Cast: Deborah Mailman, Chris O'Dowd, Jessica Mauboy, Miranda Tapsell, Shari Sebbens.
FITTINGLY for a movie featuring lots of great soul music, The Sapphires is filled with soul and sings from the heart.
Based on the stage play of the same name, it's another strong Australian film that, like Red Dog, deserves a big audience here and overseas.
And similarly to Red Dog, The Sapphires is far from perfect, but the movie's friendliness, accessibility and sense of humour make some of its many mistakes forgiveable while reaching a wide target audience.
Springing from a true story, it's the fascinating tale of four Aboriginal girls - Gail (Mailman), Julie (Mauboy), Kay (Sebbens) and Cynthia (Tapsell) - who were selected to perform for the troops in Vietnam.
Assisted by their drunken Irish manager Dave Lovelace (O'Dowd), the girls must deal with their own issues of identity and heritage amid the new and frightening world of a war zone.
As mentioned, the film is far from perfect.
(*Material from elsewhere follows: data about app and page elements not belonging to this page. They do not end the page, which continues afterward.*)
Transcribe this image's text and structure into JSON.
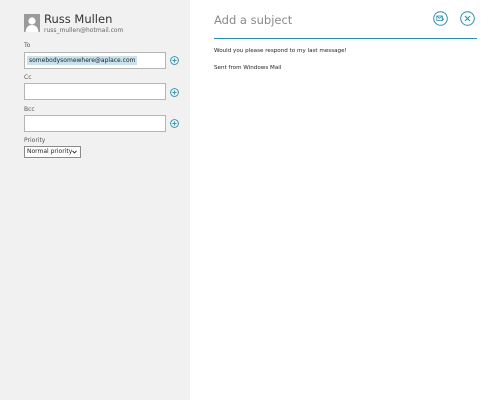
{
  "account": {
    "name": "Russ Mullen",
    "email": "russ_mullen@hotmail.com"
  },
  "fields": {
    "to_label": "To",
    "to_recipient": "somebodysomewhere@aplace.com",
    "cc_label": "Cc",
    "bcc_label": "Bcc",
    "priority_label": "Priority",
    "priority_value": "Normal priority"
  },
  "message": {
    "subject_placeholder": "Add a subject",
    "body_line1": "Would you please respond to my last message!",
    "body_line2": "Sent from Windows Mail"
  },
  "icons": {
    "send": "send-icon",
    "close": "close-icon",
    "add": "plus-circle-icon",
    "avatar": "user-avatar-icon",
    "dropdown": "chevron-down-icon"
  },
  "colors": {
    "accent": "#2b8fb0",
    "left_pane_bg": "#f1f1f1",
    "chip_bg": "#c9e2ee"
  }
}
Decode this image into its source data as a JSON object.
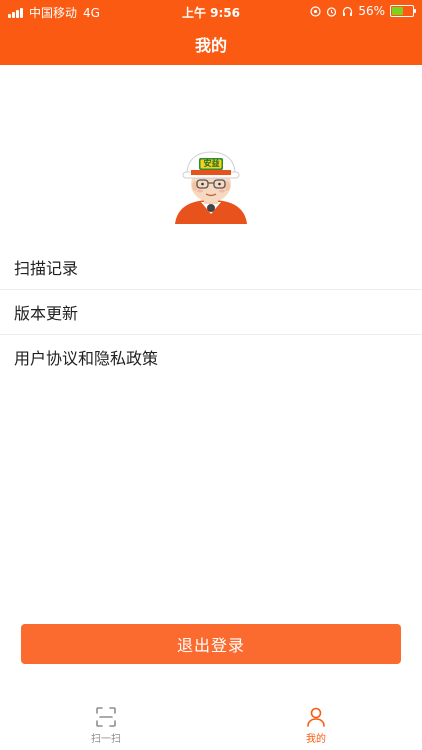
{
  "status_bar": {
    "carrier": "中国移动",
    "network": "4G",
    "time": "上午 9:56",
    "battery": "56%",
    "battery_level": 0.56
  },
  "header": {
    "title": "我的"
  },
  "avatar": {
    "badge_text": "安益",
    "icon": "safety-helmet-avatar"
  },
  "menu": {
    "items": [
      {
        "label": "扫描记录"
      },
      {
        "label": "版本更新"
      },
      {
        "label": "用户协议和隐私政策"
      }
    ]
  },
  "logout": {
    "label": "退出登录"
  },
  "tabbar": {
    "tabs": [
      {
        "label": "扫一扫",
        "icon": "scan-icon",
        "active": false
      },
      {
        "label": "我的",
        "icon": "person-icon",
        "active": true
      }
    ]
  },
  "colors": {
    "brand": "#fb5a12",
    "button": "#fb6a2e",
    "inactive": "#8e8e8e",
    "battery": "#7ed321"
  }
}
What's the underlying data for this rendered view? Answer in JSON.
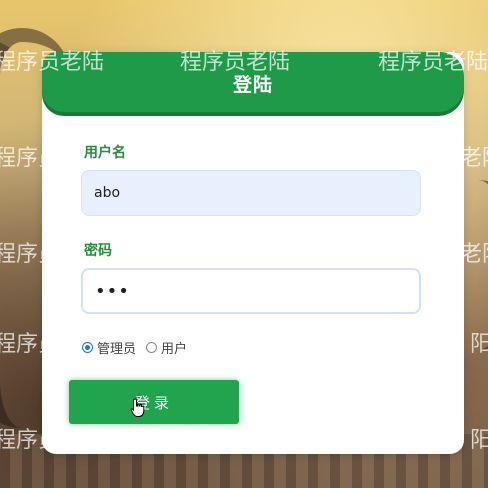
{
  "watermark": {
    "text": "程序员老陆",
    "partials": {
      "pos_b": "老陆",
      "pos_e": "老阳",
      "pos_f": "程序员",
      "pos_i": "阳",
      "pos_j": "程序员",
      "pos_k": "程序员"
    }
  },
  "header": {
    "title": "登陆"
  },
  "form": {
    "username_label": "用户名",
    "username_value": "abo",
    "password_label": "密码",
    "password_value": "•••",
    "roles": [
      {
        "label": "管理员",
        "checked": true
      },
      {
        "label": "用户",
        "checked": false
      }
    ],
    "login_button": "登录"
  },
  "colors": {
    "accent": "#1f9a49",
    "label": "#2b8a3e",
    "radio_checked": "#1a73e8"
  }
}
A constant criticism of Aussie films is the underdone nature of the screenplays, and it feels like The Sapphires is a couple of rewrites away from being something really amazing.
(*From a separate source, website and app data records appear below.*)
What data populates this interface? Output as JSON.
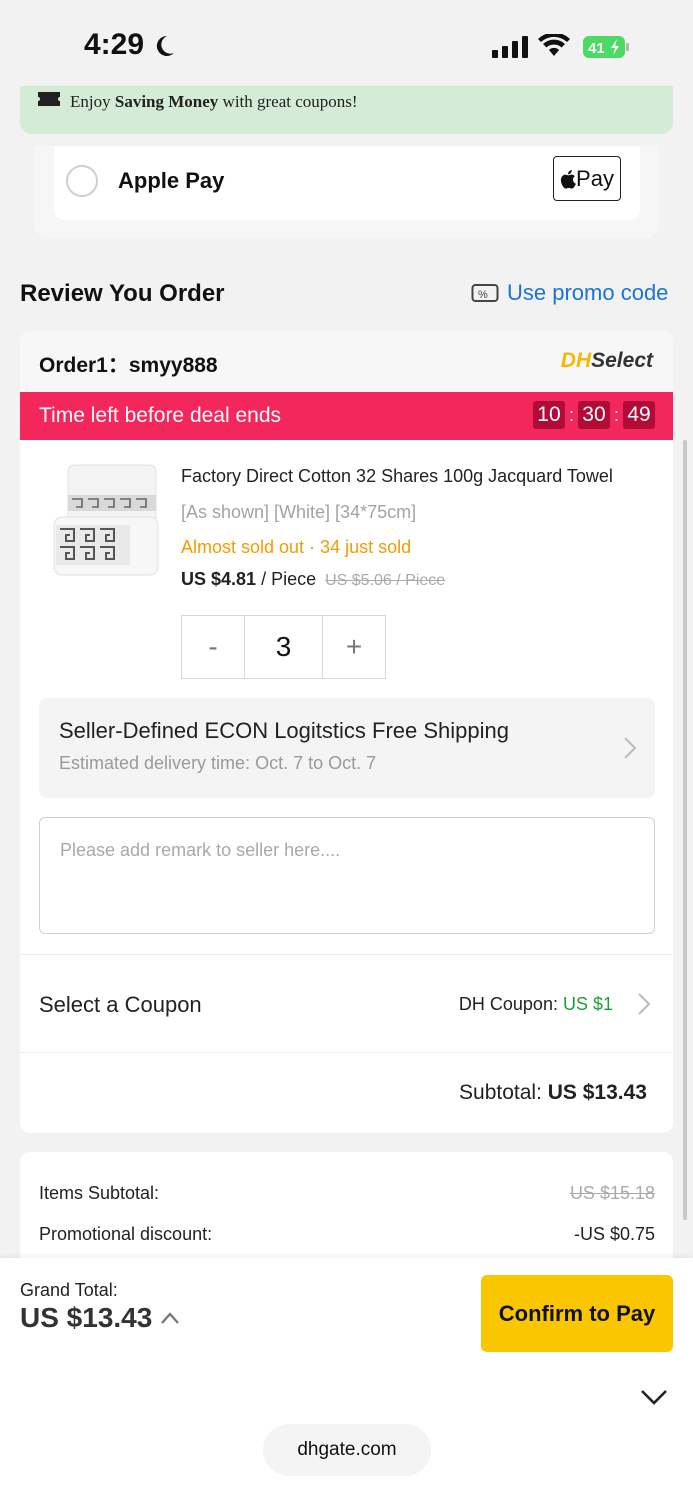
{
  "status_bar": {
    "time": "4:29",
    "battery": "41"
  },
  "banner": {
    "prefix": "Enjoy ",
    "bold": "Saving Money",
    "suffix": " with great coupons!"
  },
  "payment": {
    "label": "Apple Pay",
    "badge": "Pay"
  },
  "review": {
    "title": "Review You Order",
    "promo_link": "Use promo code"
  },
  "order": {
    "id_label": "Order1：smyy888",
    "badge_dh": "DH",
    "badge_select": "Select",
    "deal_text": "Time left before deal ends",
    "timer": {
      "hours": "10",
      "minutes": "30",
      "seconds": "49"
    },
    "product": {
      "title": "Factory Direct Cotton 32 Shares 100g Jacquard Towel",
      "variant": "[As shown] [White] [34*75cm]",
      "stock": "Almost sold out · 34 just sold",
      "price": "US $4.81",
      "unit": " / Piece",
      "old_price": "US $5.06 / Piece",
      "quantity": "3",
      "minus": "-",
      "plus": "+"
    },
    "shipping": {
      "title": "Seller-Defined ECON Logitstics Free Shipping",
      "subtitle": "Estimated delivery time: Oct. 7 to Oct. 7"
    },
    "remark_placeholder": "Please add remark to seller here....",
    "coupon": {
      "label": "Select a Coupon",
      "prefix": "DH Coupon: ",
      "amount": "US $1"
    },
    "subtotal": {
      "label": "Subtotal: ",
      "value": "US $13.43"
    }
  },
  "summary": {
    "items_label": "Items Subtotal:",
    "items_value": "US $15.18",
    "promo_label": "Promotional discount:",
    "promo_value": "-US $0.75"
  },
  "footer": {
    "grand_label": "Grand Total:",
    "grand_value": "US $13.43",
    "confirm": "Confirm to Pay",
    "url": "dhgate.com"
  },
  "colors": {
    "accent": "#f9c600",
    "deal_bar": "#f4275c",
    "link": "#1a73d6",
    "banner": "#d4ecd6"
  }
}
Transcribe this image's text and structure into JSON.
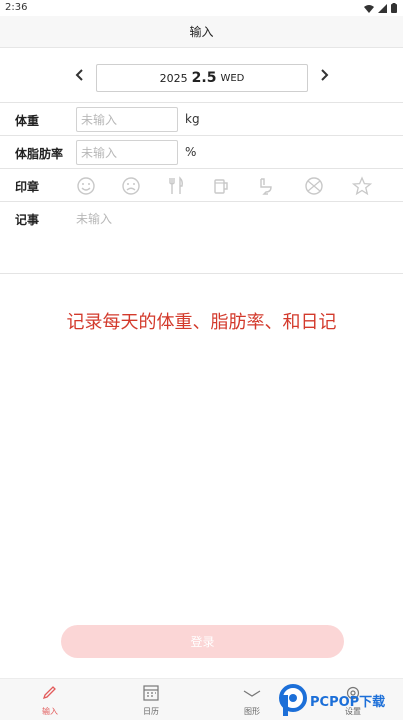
{
  "status_bar": {
    "time": "2:36",
    "icons": [
      "wifi-icon",
      "signal-icon",
      "battery-icon"
    ]
  },
  "header": {
    "title": "输入"
  },
  "date": {
    "year": "2025",
    "month_day": "2.5",
    "weekday": "WED",
    "prev_icon": "chevron-left-icon",
    "next_icon": "chevron-right-icon"
  },
  "weight": {
    "label": "体重",
    "placeholder": "未输入",
    "unit": "kg"
  },
  "body_fat": {
    "label": "体脂肪率",
    "placeholder": "未输入",
    "unit": "%"
  },
  "stamps": {
    "label": "印章",
    "icons": [
      "smile-icon",
      "frown-icon",
      "fork-knife-icon",
      "beer-mug-icon",
      "toilet-icon",
      "ball-icon",
      "star-icon"
    ]
  },
  "notes": {
    "label": "记事",
    "placeholder": "未输入"
  },
  "promo": {
    "text": "记录每天的体重、脂肪率、和日记"
  },
  "login": {
    "label": "登录"
  },
  "tabs": [
    {
      "label": "输入",
      "icon": "pencil-icon",
      "active": true
    },
    {
      "label": "日历",
      "icon": "calendar-icon",
      "active": false
    },
    {
      "label": "图形",
      "icon": "chart-line-icon",
      "active": false
    },
    {
      "label": "设置",
      "icon": "gear-icon",
      "active": false
    }
  ],
  "watermark": {
    "text": "PCPOP下载"
  },
  "colors": {
    "accent": "#e25a5a",
    "promo": "#d33a2c",
    "login_bg": "#fbd6d6",
    "watermark": "#1c6fd8"
  }
}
Things happen too quickly (the girls have trouble getting into town from their home, yet arrive in Melbourne for their audition seemingly instantly), potential character developments are ignored (Julie leaves a child at home), issues spring out of nowhere (Cynthia is "on drugs and drunk" despite the film never showing her getting stoned or drunk), and some lines are absolute clunkers.
There are also some dubious performances, mainly from Tapsell, but thankfully most of the stodgy acting is limited to side roles.
The positives are many, with O'Dowd, who was so good in Bridesmaids, and Mailman putting in stellar turns. In fact, O'Dowd not only gets all the best lines and delivers them with comic timing, he even manages to make some of the bad lines and bad ideas palatable.
The relationship between O'Dowd's washed-up manager and Mailman's headstrong Gail is also one of the best aspects of the film, and far better than the interactions between the Sapphires themselves, which are drawn with broad strokes and never fully realised.
The soul music soundtrack is great and dominated by Mauboy's impressive voice, while the production design does a decent job of capturing the war zone and cities of Vietnam circa 1968.
There are some hefty issues simmering below the surface of The Sapphires, as demonstrated by a great early scene when Gail and Cynthia enter a talent competition in a white-filled pub in town, but the film is unsure what to do with them. The stolen generation, identifying as Aboriginal, and the death of Martin Luther King Jr are touched on with varying degrees of success.
Primarily, the film wants to be fun, and it is. Filled with big musical performances, lots of laughs, plenty of heart, and a tearjerking final act, The Sapphires sets out to tell an entertaining yarn without getting bogged down in the politics.